*WHAT IS BEING ASKED*
All lines holding the word "solo" should be located in the records and copied.

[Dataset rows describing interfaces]

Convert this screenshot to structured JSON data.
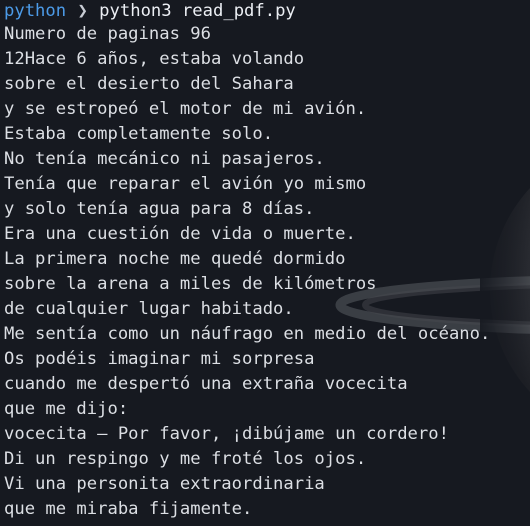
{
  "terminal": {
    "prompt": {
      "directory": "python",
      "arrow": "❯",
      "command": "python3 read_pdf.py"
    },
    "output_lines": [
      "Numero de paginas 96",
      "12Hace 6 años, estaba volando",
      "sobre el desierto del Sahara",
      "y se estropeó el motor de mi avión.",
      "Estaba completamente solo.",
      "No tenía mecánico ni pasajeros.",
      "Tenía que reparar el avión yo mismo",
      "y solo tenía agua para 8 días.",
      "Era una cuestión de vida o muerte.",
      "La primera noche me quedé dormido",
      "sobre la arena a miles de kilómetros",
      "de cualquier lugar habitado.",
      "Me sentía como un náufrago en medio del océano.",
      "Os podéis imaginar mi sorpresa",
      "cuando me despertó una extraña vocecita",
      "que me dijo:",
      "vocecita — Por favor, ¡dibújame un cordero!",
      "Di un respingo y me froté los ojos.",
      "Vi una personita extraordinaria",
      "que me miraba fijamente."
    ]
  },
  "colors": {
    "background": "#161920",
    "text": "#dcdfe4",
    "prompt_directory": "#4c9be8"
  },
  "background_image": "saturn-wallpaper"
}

*SOLVED EXERCISE*
      "Estaba completamente solo.",
      "y solo tenía agua para 8 días.",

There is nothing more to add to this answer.